Bringing sexy back
HEALTH AND FITNESS: GLENN MAINWARING
Our Glenn is back, and he’s bringing sexy back. It might be harder to see the immediate benefits that come from training those out of sight body parts, but getting a strong back will help your posture and boost your strength to build up all over.
Some of us go to the gym for a range of different reasons. Keeping fit and healthy is the priority for most while others keep up the regime in order to maintain that hard-earned muscles mass. If that works for you, keep it up! Just make sure you have a good balance in your training schedule.
I like to think I sit somewhere in between. I enjoy keeping physically fit through regular cardio but also have a good weight training plan to keep me strong and looking good.
I’ve noticed some guys only focus on those visible muscle groups (chest, arms, shoulders) in order to look good in their tight tops.
With this in mind, it’s easy to forget about your back - the last frontier in all-round fitness. For some it’s an afterthought - not easily visible in the mirror so out of sight, out of mind?
I want to emphasise though just how important it is, as well as sexy, to work your entire body – including the back. Don’t forget, building yourself a strong back will not only help your posture but will boost your strength to help build up the rest of you. Put it simply, you’ll be able to lift more and do more with a strong back.
There are many back muscles which can be targeted across a range of exercises, including the trapezius (traps), latissimus dorsi (lats), levator scapulae, and rhomboid minor and major. Working them equally along with other muscle groups will benefit you as a whole, keep you stay in balance and away from injury.
So here are my top exercises for, as Justin Timberlake once said, bringing sexy back - all without the need for an expensive gym membership. Let’s turn that baby back fat into thick muscle wings.
Quadruped alternate arm and leg raise
Also known as the bird-dog, this is a great all-body warm-up and core and spinal stabilization exercise. It also works to help lower back pain. It has shown to be an effective movement to reinforce proper spinal alignment and core recruitment.
Get down on the floor on your hands and knees.
The hands should be directly beneath the shoulders. The knees directly beneath the hips.
While maintaining a neutral spine and with stomach in, extend one leg out and lift the opposite arm forward until they are in line with the body.
The goal is to resist rotation and extension forces that attempt to destabilize your spine.

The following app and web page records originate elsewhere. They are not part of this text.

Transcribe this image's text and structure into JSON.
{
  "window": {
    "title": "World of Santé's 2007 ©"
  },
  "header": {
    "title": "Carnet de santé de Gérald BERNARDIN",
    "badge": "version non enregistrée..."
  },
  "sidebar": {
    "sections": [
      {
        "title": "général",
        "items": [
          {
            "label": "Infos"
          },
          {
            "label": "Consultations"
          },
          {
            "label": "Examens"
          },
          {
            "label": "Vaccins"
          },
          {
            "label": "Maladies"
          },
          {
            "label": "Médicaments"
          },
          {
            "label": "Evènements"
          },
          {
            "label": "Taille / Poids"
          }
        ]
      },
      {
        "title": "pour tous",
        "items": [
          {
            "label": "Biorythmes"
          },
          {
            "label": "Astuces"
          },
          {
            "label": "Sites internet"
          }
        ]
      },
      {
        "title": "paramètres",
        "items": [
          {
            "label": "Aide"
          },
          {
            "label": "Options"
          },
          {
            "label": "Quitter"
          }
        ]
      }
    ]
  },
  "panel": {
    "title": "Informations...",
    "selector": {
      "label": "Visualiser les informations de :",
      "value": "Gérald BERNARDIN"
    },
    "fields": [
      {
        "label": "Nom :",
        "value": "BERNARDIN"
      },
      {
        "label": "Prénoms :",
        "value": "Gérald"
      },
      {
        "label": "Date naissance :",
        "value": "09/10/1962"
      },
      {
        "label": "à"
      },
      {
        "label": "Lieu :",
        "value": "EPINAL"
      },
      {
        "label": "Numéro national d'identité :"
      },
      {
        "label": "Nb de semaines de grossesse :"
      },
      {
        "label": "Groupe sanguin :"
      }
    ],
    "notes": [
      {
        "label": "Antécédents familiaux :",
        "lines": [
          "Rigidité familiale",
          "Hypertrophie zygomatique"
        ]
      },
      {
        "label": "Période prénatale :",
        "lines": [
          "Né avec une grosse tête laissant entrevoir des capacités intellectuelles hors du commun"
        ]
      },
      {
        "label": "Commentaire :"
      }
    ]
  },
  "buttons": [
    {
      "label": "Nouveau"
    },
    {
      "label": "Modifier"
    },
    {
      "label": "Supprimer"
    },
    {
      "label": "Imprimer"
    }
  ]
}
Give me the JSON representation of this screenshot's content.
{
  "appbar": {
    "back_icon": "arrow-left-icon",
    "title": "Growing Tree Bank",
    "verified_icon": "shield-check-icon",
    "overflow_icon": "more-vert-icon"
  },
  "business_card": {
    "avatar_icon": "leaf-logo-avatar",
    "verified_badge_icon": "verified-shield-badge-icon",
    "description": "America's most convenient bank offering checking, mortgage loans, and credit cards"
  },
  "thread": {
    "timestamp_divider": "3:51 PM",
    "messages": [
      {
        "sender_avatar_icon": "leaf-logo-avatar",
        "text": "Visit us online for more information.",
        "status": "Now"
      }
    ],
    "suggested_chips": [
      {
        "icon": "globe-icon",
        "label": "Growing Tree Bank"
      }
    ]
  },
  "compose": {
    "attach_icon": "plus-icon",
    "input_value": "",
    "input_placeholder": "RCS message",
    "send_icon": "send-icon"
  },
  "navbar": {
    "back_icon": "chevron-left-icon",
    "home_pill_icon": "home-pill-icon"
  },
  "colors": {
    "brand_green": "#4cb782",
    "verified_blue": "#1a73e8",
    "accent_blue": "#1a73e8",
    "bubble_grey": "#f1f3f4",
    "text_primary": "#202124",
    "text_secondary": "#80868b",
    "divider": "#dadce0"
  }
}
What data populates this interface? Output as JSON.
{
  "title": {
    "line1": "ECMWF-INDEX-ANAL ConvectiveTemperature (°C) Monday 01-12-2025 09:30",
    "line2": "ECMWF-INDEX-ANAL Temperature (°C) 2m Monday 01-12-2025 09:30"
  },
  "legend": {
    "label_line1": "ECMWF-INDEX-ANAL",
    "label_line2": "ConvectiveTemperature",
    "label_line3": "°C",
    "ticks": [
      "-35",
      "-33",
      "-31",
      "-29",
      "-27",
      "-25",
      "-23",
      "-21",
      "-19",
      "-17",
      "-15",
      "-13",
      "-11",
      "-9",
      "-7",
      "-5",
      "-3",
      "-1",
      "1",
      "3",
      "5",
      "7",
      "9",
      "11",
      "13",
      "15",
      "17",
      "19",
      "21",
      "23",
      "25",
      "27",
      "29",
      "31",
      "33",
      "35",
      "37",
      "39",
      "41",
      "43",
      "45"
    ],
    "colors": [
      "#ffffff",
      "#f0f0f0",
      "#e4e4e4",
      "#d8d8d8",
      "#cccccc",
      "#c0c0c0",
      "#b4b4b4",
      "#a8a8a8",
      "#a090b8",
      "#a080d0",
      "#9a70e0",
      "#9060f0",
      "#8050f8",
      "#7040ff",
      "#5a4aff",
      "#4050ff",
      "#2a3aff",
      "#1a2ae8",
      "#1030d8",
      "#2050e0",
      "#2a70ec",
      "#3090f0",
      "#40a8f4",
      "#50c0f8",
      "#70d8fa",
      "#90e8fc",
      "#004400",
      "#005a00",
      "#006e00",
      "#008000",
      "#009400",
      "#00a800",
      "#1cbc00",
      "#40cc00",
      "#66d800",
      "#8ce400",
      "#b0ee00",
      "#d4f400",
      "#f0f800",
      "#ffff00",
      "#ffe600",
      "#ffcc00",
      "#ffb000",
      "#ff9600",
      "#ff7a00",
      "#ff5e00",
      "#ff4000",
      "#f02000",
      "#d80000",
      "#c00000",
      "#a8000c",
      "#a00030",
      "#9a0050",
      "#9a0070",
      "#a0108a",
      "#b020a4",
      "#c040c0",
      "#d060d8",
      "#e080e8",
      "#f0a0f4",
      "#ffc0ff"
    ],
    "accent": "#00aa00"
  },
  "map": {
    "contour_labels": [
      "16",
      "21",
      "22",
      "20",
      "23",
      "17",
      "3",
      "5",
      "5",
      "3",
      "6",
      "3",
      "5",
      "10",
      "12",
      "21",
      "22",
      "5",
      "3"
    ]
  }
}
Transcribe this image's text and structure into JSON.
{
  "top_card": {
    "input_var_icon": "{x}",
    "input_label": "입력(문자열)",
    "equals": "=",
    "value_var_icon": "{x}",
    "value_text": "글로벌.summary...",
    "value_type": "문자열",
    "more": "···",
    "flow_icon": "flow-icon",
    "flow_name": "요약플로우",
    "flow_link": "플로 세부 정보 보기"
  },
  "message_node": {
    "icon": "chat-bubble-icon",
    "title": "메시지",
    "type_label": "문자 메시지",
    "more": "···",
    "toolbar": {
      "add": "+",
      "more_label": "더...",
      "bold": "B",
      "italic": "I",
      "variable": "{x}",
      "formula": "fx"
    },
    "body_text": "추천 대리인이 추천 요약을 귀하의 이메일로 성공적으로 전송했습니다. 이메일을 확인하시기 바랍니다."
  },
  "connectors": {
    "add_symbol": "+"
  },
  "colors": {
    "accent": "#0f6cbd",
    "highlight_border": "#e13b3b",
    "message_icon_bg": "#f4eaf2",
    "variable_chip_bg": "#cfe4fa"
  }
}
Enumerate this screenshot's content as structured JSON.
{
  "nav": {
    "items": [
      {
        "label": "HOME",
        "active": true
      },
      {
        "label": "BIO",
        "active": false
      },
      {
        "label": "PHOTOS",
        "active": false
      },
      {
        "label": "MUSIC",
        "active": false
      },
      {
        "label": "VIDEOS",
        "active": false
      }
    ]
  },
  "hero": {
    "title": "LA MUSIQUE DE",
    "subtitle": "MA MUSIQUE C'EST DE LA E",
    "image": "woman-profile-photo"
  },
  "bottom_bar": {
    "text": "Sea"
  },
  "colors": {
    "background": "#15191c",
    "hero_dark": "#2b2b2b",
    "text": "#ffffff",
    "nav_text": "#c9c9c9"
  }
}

Return to the starting position and repeat up to ten times, and then switch sides.
If it gets too easy, there are a range of variations, including doing it on a bench to challenge your stability, or with a weight on your back to restrict any twisting or rotational movements during the exercise. Alternatively, you can do it while holding light dumbells in your hands (or ankle weights).
Traditional pull-ups are a compound exercise which work a large number of muscles in your back, shoulders and arms at the same time. If you can do them well, they will promote substantial strength and mass building. Find a bar in a local park, or else purchase one online for use in a doorway at home.
Grasp a sturdy bar with a firm overhand grip (palms facing forward away from you).
Your hands should be a little wider than shoulder width apart.
With arms straightened, allow your body to hang from bar, bend elbows and pull yourself up so your chest nearly touches the bar and your chin is over the bar. Focus on keeping your body straight without swinging or arching.
Slowly lower yourself to start while maintaining a smooth movement throughout.
While you perform pull-ups, you can either bend your knees and cross your feet or keep your legs straightened provided your feet don't touch the floor.
Another good tip is not to relax your muscles too much in the initial position as this can place a great deal of stress on your shoulders joints. Wider-grip pull-ups are great for emphasizing the lats.
Also called the ‘bodyweight’ row, this is a great exercise for the back without putting unnecessary stress on it (like you can with a barbell row).
An inverted row works your back, biceps, traps, core and all the stabilizer muscles in between.
1. Take a wider than shoulder width grip on the bar and position yourself hanging underneath the bar.
2. Your body should be straight with your heels on the ground with your arms fully extended. This will be your starting position.
3. Begin by flexing the elbow, pulling your chest up towards the bar.
4. Don’t let your butt sag and pull up to to the middle area of your chest. Pull your shoulder blades together as you perform the movement.
5. Pause at the top of the motion, and return yourself to the start position.
If it’s too difficult at first, set the bar higher if you can, so that when you lean back, your body isn’t down on the ground. Having the bar higher and your body higher will take more of your body weight out of the equation. As you get stronger you’ll be able to drop the bar until you’re parallel when pulling yourself up. Aim for 3 sets of 10.
All exercises should be performed in perfect form because bad form or habits you start now will continue and will lead to lack of progress or worse, an injury in the future.
Push yourself to do as many inverted rows as you can in a minute and make a note of that number every time. Watch as that number and your wings grow!
Follow Glenn Mainwaring on Instagram: @gmainwaring #majorfit